Source data:
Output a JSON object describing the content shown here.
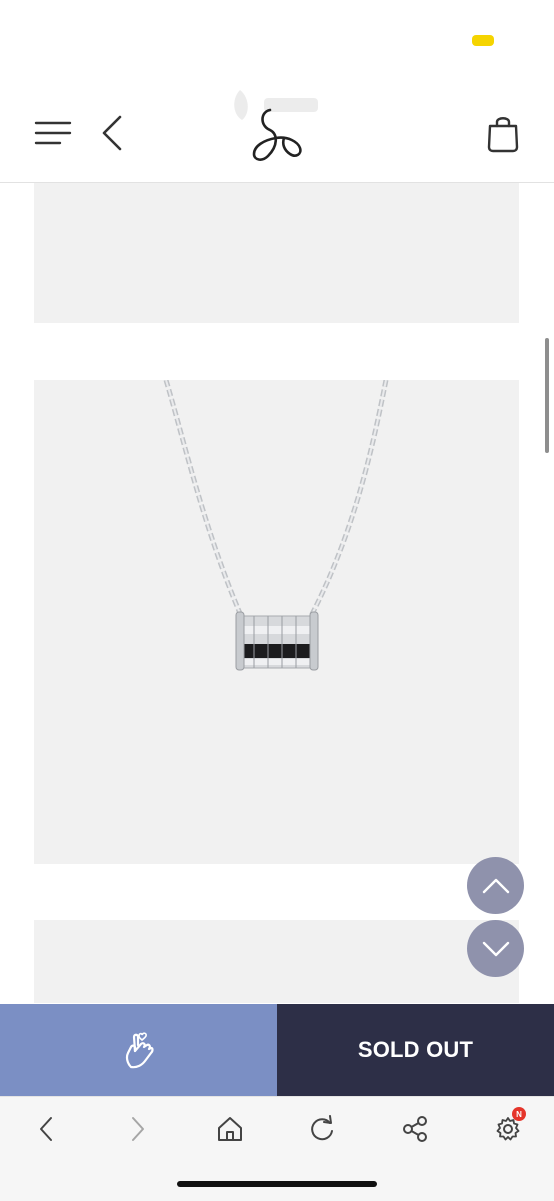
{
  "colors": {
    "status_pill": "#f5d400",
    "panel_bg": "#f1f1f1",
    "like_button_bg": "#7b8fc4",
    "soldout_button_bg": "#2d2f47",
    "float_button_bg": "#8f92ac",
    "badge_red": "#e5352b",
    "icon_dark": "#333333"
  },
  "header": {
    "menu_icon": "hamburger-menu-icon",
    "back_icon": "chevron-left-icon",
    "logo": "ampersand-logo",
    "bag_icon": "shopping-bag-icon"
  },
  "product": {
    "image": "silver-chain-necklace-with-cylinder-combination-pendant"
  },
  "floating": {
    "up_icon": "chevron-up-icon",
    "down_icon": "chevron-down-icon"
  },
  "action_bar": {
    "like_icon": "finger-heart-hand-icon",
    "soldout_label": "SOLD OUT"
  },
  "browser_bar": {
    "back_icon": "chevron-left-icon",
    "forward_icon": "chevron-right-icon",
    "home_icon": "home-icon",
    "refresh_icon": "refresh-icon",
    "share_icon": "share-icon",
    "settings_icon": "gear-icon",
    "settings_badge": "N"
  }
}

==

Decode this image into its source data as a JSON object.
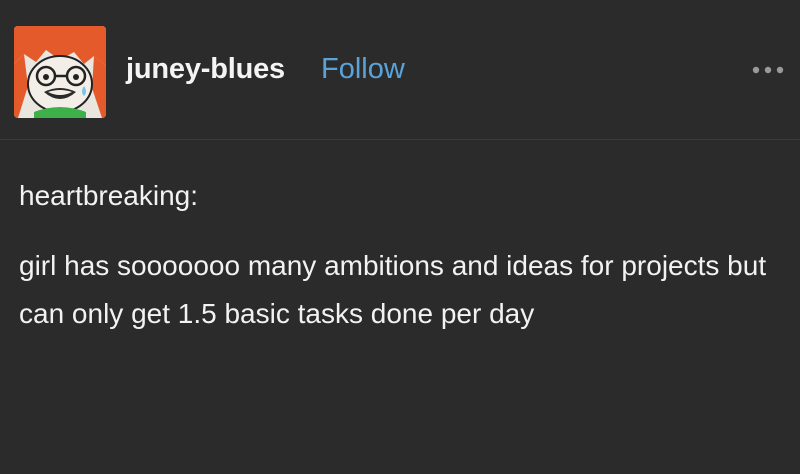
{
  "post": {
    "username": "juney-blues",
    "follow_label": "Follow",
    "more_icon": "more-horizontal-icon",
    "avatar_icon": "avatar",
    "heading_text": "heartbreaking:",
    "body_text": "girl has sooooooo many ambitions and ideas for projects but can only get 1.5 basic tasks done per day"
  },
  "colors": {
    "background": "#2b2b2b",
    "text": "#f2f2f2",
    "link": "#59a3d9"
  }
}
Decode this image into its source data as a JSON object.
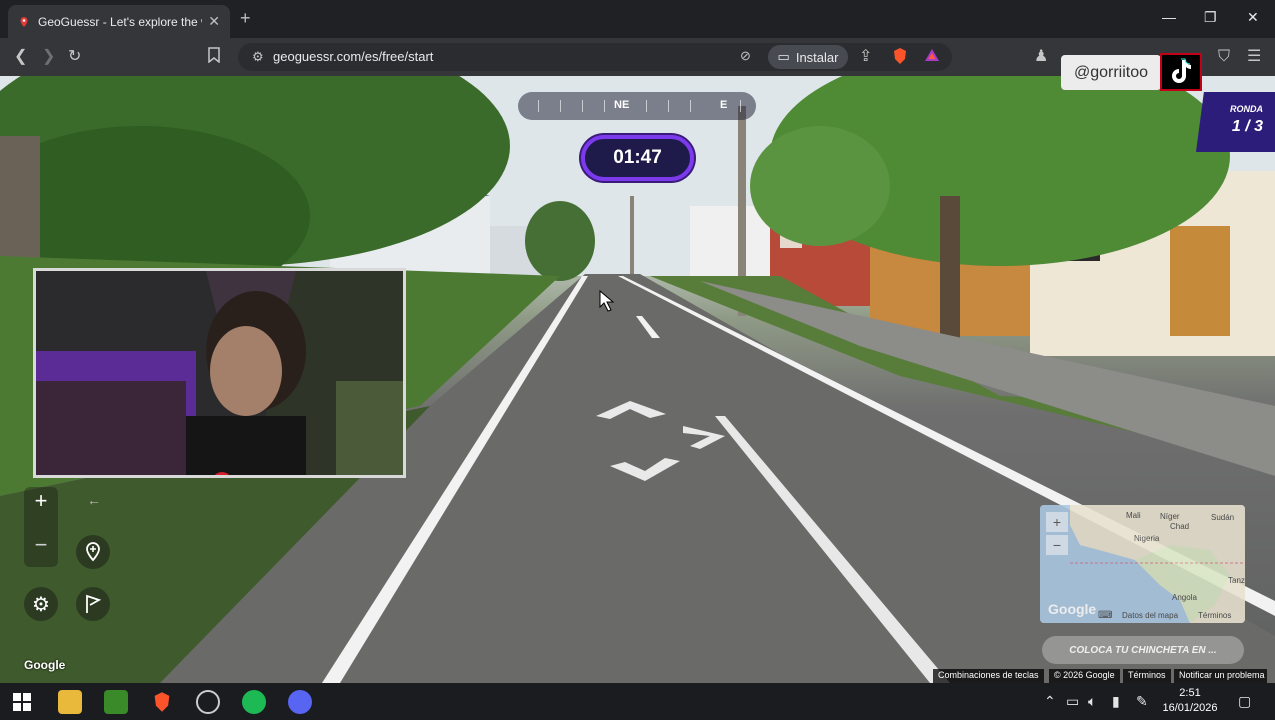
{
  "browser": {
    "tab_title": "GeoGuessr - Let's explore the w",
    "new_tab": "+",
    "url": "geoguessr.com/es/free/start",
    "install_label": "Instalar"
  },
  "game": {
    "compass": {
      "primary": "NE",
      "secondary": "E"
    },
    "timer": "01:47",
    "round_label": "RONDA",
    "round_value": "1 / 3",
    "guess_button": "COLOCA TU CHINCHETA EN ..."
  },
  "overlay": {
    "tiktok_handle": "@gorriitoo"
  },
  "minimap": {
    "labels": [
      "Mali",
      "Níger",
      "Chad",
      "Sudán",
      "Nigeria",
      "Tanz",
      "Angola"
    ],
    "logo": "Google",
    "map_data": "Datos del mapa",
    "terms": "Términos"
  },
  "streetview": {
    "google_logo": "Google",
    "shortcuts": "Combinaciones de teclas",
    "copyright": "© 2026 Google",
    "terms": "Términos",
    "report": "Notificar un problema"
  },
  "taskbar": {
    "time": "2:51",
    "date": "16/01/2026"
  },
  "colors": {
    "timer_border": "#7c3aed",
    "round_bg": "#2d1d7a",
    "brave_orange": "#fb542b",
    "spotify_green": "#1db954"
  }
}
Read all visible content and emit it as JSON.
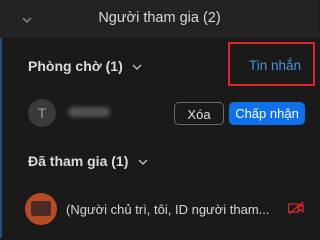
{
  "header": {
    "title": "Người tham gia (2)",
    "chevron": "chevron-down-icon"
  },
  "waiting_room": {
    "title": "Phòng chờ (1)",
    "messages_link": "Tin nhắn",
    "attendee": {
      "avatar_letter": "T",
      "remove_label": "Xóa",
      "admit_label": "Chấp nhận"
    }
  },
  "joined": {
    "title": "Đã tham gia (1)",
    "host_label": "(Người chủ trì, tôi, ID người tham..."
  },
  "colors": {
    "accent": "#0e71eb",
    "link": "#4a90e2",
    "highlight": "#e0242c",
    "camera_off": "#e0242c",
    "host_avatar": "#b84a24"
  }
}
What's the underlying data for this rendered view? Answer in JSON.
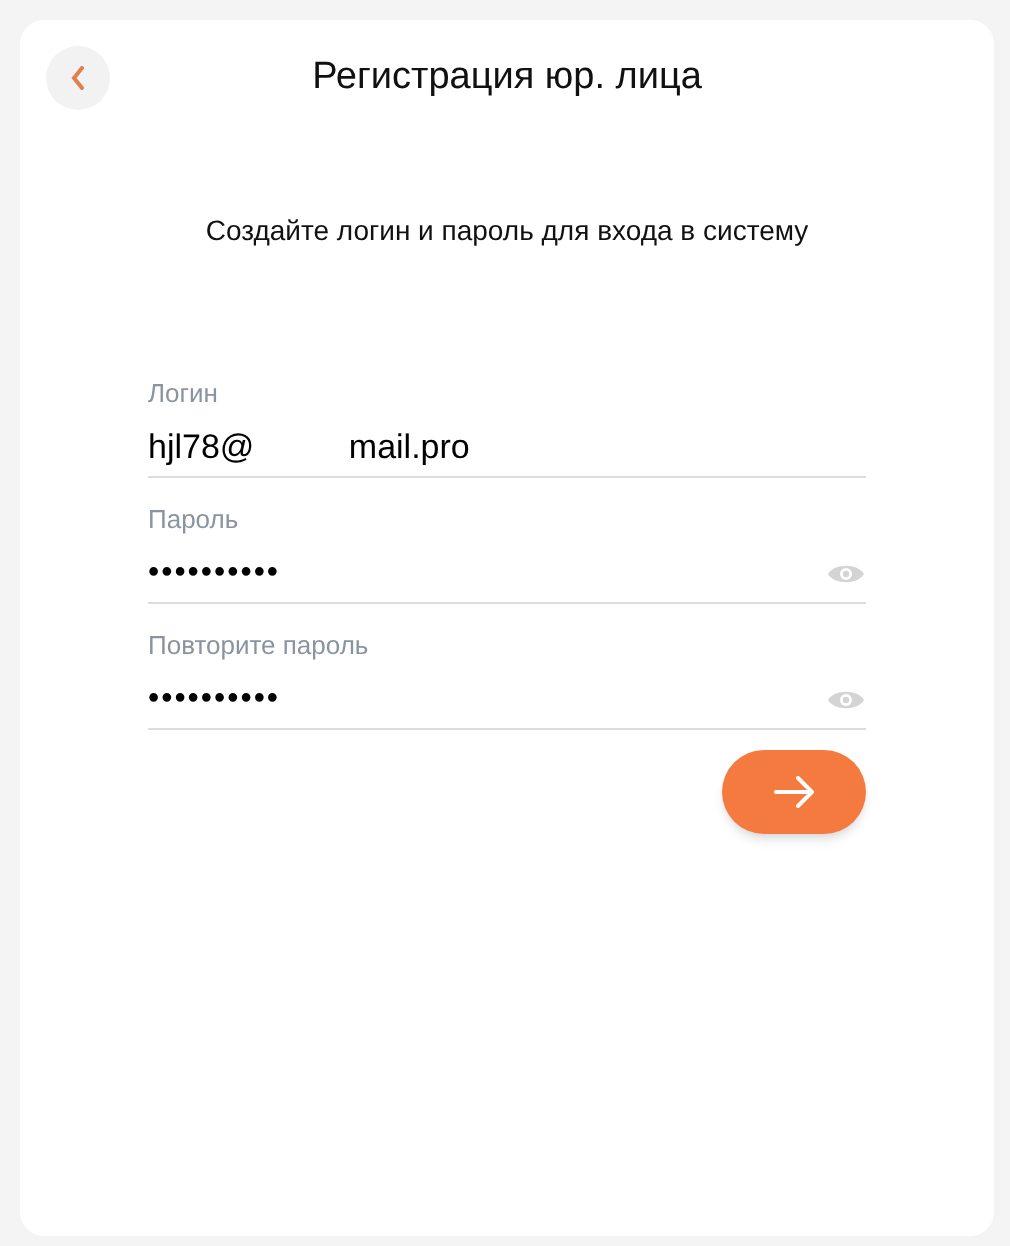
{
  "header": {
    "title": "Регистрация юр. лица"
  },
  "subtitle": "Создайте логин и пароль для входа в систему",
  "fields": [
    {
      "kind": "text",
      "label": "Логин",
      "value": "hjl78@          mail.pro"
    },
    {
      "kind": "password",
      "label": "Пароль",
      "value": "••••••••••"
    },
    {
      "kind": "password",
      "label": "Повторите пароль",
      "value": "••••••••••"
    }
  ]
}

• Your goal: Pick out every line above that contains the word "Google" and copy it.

• Exercise output:
    "logo": "Google",
    "google_logo": "Google",
    "copyright": "© 2026 Google",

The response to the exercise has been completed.